### PROBLEM DETAILS
Search the data for the string "MSSQL", and report each line where it is found.

Interface dataset entries:
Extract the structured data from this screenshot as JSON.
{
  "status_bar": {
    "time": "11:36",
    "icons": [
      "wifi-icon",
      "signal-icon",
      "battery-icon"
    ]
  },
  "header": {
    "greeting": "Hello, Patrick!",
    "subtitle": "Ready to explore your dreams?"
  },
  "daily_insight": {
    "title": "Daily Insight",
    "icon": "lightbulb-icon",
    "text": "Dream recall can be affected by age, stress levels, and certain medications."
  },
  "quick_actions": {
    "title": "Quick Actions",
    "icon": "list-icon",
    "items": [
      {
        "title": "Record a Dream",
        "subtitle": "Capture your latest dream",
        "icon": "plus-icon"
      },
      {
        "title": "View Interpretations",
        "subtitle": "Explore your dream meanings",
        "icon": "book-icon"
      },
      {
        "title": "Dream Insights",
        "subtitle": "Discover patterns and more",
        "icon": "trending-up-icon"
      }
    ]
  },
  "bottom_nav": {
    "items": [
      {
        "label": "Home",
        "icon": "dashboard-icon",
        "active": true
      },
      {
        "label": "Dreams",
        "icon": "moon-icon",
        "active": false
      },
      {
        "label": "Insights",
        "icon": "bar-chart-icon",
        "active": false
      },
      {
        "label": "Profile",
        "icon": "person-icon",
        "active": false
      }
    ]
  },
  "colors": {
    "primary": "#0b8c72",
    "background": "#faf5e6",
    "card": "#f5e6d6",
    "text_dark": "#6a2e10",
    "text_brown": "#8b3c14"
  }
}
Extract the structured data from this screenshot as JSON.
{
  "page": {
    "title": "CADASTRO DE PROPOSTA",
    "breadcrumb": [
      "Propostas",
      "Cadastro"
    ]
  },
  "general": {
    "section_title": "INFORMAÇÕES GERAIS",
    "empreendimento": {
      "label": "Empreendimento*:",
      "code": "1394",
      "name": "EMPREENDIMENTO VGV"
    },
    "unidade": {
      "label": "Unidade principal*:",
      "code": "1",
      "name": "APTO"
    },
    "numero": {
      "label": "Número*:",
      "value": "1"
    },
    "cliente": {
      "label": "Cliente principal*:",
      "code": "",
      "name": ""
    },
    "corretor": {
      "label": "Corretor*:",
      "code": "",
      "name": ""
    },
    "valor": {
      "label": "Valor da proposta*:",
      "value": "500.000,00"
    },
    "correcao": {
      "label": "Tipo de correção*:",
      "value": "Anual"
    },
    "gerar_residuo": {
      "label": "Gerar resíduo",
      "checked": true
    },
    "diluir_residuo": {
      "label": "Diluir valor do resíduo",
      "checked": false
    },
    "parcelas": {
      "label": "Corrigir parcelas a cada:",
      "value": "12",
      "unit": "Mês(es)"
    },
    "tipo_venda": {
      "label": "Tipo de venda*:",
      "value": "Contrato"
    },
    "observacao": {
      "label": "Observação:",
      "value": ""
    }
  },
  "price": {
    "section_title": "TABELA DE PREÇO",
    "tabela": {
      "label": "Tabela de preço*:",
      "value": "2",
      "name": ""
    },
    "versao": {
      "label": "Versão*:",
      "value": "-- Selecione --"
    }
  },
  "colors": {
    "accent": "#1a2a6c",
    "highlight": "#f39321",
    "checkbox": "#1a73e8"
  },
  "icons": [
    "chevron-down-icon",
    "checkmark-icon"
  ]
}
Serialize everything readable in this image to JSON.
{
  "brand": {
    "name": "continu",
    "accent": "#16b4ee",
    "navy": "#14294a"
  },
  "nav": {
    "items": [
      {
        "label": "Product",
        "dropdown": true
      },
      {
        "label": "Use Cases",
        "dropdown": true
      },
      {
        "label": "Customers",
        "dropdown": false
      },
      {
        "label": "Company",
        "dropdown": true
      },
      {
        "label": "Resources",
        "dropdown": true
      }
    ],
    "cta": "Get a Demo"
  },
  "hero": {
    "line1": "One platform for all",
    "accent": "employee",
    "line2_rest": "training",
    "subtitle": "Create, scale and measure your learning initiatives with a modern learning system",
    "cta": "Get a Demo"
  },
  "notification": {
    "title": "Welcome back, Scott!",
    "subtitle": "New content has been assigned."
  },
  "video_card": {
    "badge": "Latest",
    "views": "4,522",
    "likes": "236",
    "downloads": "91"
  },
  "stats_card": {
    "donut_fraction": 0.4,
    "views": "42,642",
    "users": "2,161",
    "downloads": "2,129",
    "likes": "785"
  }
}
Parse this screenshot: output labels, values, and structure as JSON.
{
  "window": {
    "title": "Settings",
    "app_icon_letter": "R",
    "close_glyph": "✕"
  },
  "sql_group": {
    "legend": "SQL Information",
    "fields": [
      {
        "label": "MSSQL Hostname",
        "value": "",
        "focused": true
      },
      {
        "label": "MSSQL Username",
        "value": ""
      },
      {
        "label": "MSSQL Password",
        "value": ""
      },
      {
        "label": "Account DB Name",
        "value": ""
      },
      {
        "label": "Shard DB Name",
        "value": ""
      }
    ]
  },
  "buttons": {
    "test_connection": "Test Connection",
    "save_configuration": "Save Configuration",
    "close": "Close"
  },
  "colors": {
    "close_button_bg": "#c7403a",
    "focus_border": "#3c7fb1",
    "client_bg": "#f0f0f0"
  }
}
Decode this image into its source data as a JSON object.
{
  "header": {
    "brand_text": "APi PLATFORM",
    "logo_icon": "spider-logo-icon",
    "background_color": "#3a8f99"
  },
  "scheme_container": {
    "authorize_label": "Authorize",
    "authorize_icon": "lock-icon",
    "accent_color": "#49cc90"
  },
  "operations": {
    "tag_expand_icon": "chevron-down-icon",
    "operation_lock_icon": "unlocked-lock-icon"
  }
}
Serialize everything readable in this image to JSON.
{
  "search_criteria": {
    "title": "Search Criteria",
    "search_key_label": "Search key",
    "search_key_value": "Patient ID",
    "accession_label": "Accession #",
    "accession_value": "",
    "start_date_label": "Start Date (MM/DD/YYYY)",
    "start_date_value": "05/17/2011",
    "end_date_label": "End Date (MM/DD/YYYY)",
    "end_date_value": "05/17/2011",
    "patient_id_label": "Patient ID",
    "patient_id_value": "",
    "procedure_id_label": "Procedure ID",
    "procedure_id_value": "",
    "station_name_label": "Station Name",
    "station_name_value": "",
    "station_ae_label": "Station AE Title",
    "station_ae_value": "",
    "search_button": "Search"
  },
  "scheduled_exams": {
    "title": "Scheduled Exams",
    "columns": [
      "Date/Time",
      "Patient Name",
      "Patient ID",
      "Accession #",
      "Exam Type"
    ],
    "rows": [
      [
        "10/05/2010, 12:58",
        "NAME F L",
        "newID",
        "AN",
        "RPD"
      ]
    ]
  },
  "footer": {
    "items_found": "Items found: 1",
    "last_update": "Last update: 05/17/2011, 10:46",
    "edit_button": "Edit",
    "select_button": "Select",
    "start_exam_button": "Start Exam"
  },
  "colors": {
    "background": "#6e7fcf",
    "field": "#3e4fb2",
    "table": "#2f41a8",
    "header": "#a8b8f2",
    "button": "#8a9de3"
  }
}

### OUTPUT OF THE TASK
        "label": "MSSQL Hostname",
        "label": "MSSQL Username",
        "label": "MSSQL Password",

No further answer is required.